Aquest article no està traduït al català; es mostra la seva versió en anglès
On what it's like to have the tax people extort a small fortune from you.
CATALONIA TODAY – SECTION: LONG-TERM RESIDENT - ARTICLE ONE HUNDRED AND FIFTEEN
In the year of our Lord 2005, I earned 5,000 euros from a company that for some reason never sent me an invoice to confirm the payment. Three years later, the Spanish Inland Revenue (called 'Hisenda' – and other words - in Catalan) discovered I hadn't declared those 5,000 euros (not having had the invoices to hand) and instantly insisted that I not only pay the tax due, but also accumulated interest and assorted fines to a total tune of – what a coincidence – 5,000 euros. An easy enough oversight has just put me in debt for the next two years.

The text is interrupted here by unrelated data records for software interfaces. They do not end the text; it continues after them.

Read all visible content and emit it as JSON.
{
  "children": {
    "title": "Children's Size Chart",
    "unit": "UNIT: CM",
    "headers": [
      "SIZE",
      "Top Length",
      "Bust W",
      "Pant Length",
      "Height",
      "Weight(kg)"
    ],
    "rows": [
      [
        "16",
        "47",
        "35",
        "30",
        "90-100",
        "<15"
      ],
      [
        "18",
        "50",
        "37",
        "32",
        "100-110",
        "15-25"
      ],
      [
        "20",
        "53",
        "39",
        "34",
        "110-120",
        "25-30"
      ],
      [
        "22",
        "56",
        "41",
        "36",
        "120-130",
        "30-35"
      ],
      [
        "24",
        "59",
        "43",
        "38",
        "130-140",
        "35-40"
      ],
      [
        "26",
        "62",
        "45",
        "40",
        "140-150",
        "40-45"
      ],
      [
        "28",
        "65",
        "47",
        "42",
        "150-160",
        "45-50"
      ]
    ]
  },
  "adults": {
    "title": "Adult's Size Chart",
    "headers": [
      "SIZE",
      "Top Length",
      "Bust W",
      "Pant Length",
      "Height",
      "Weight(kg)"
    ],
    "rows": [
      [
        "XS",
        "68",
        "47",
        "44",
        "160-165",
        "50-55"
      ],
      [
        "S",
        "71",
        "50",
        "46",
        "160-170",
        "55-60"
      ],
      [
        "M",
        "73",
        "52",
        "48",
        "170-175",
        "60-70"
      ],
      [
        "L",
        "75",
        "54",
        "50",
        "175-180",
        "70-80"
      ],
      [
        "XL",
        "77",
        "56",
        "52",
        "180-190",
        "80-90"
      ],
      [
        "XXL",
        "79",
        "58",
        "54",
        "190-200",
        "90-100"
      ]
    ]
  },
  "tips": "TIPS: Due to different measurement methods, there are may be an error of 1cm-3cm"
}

I can't even console myself by imagining I've involuntarily done my mite towards improving the state of the local hospitals and schools, given that Catalonia surrenders nearly 10% of its income tax to central government: too much to allow serious investment in its own public services. With the exception, it then struck me, of the Catalan police. The Mossos d'Esquadra get more expensively equipped with each year that passes. So much so, indeed, that when a Swiss food critic disappeared this June after doing a runner from the El Bulli restaurant in Roses, the Mossos didn't hesitate to jump into a costly helicopter and, fearing the worst, scoured the area in search of his corpse (which they didn't find, the critic having absconded to Geneva, alive and gobbling). Last week, the cost of this futile operation was revealed to be – as you might have guessed – exactly 5,000 euros. The money has to come from somewhere and I wouldn't be at all surprised if it's coming from me. If so, I hope those policemen enjoyed their ride. And that a certain Swiss gourmet chokes to within an inch of his life over his next three rosette meal.